SLT provides expert tuition to help your child prepare for all parts of the Eton pre-test, Eton List and Common Entrance assessments. Each of the tutors listed below is known personally by us, and we will take care to match a tutor with just the right character and teaching style to help your son or daughter excel at literacy, numeracy and verbal and non-verbal reasoning. A tutor who is familiar with the particular entry requirements of the specific day or boarding schools you are applying for can provide invaluable advice about what the school is looking for.

  • Alex H

    Alex H

    Alex is a specialist Maths tutor who works with students from 11+ to Oxbridge level.
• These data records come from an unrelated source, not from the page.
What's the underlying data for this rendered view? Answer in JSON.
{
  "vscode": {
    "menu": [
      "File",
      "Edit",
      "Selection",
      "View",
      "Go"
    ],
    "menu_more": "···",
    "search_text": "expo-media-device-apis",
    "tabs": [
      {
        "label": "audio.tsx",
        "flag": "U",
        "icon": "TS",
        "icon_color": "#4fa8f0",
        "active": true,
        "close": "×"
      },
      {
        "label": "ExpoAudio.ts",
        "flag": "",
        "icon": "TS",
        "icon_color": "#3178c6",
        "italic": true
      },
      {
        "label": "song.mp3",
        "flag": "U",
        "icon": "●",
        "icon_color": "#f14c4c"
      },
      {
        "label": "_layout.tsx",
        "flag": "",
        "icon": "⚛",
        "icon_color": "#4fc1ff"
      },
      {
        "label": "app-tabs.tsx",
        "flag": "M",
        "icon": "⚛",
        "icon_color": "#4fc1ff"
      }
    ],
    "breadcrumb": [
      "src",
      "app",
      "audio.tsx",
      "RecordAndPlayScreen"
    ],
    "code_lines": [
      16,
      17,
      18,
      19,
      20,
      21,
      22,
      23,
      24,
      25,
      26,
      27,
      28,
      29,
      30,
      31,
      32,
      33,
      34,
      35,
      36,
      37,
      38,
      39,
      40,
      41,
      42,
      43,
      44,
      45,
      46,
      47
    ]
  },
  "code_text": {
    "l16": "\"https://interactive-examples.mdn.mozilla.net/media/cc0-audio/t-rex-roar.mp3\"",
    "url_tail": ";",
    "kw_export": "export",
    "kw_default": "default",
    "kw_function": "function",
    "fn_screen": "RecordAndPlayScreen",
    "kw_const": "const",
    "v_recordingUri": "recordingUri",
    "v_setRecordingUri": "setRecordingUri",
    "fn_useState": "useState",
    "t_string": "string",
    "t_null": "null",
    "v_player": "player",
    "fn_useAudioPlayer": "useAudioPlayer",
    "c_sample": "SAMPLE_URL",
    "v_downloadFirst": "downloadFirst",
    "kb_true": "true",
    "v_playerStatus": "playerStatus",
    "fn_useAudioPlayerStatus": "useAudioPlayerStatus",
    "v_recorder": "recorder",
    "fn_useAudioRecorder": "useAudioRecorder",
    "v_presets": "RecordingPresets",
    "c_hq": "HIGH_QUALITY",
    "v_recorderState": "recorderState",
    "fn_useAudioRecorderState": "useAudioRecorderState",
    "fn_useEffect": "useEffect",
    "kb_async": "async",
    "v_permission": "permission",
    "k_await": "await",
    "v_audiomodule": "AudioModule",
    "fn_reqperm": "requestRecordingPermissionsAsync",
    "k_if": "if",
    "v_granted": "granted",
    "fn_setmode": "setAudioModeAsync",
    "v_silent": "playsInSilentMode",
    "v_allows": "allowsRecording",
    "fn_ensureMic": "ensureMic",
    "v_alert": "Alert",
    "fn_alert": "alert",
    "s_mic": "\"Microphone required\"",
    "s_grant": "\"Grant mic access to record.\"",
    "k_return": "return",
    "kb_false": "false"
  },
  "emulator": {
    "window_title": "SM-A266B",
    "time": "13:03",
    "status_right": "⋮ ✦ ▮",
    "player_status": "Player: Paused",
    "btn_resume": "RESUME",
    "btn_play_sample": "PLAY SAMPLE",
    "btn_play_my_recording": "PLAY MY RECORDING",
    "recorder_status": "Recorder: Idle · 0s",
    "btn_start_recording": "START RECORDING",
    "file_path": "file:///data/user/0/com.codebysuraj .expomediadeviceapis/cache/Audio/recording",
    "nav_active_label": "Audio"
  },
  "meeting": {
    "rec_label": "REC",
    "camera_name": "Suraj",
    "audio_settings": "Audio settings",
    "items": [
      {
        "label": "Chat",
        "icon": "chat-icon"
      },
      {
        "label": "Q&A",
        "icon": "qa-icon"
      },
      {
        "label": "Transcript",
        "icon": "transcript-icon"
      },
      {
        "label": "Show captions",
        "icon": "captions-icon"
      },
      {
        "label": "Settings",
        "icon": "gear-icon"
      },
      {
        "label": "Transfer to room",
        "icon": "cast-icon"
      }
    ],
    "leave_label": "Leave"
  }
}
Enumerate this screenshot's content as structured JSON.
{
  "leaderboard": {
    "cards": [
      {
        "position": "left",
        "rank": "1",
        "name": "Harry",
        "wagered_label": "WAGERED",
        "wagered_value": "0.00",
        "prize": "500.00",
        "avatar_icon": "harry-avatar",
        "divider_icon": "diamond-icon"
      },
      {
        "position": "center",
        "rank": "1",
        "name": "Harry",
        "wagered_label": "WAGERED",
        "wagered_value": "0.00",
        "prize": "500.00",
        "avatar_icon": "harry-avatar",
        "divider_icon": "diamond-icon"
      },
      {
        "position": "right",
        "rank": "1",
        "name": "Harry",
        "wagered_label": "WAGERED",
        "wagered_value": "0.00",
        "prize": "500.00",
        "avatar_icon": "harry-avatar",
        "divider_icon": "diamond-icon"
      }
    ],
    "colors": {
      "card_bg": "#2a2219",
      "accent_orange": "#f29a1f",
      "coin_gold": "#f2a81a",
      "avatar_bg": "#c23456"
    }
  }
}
Additionally, he works with students on their Oxbridge admissions.

  • Faizel

    Faizel

    Faizel is a qualified Primary School Teacher and has worked in one of London's top Independent Prep Schools. He specialises in Entrance Exam Preparation at 7+, 8+ and 11+.

  • Callum

    Callum

    Callum specialises in English and Maths tuition from 7+ up to GCSE, including 11+ and 13+ preparation. He is experienced in teaching children with special educational needs, particularly with English and creative writing.

  • Beth

    Beth

    Beth is a highly experienced tutor who has worked around the world, specialising in English tuition.

  • Verity M

    Verity M

    Verity specialises in online tuition, with a particular focus on English, 7+, 11+ and UKiset tuition.

  • Rajiv

    Rajiv

    Rajiv is an Entrance Exams specialist, specifically English, Maths and Science for the 11+ and 13+ exams. He also teaches Science and Latin up to GCSE level.

  • Matthew S

    Matthew S

    Matthew is a highly multidisciplinary tutor, with a particular specialism in Science, English, Maths and competitive Exam preparation, including the 13+, TSA, PAT, MAT and STEP exams.

  • Alex S

    Alex S

    Alex specialises in English and Maths tuition and has taught many of our home schooled students.


“Because of Russell’s efforts over half term, Doug’s marks in his Common Entrance improved so much! I can’t thank him enough”.
Mrs. T, 11+ Preparation

“Erin made the whole process of the 11+ simpler and instilled great confidence in my son and the belief in himself. Always well presented, punctual and reliable. We would have no hesitation to recommend Erin to anyone”.
Mrs. G, 11+ Preparation

“Adam was a wonderful tutor, who worked hard to build up a rapport with James. James was offered several places and an academic scholarship.
Mrs. S, 13+ Preparation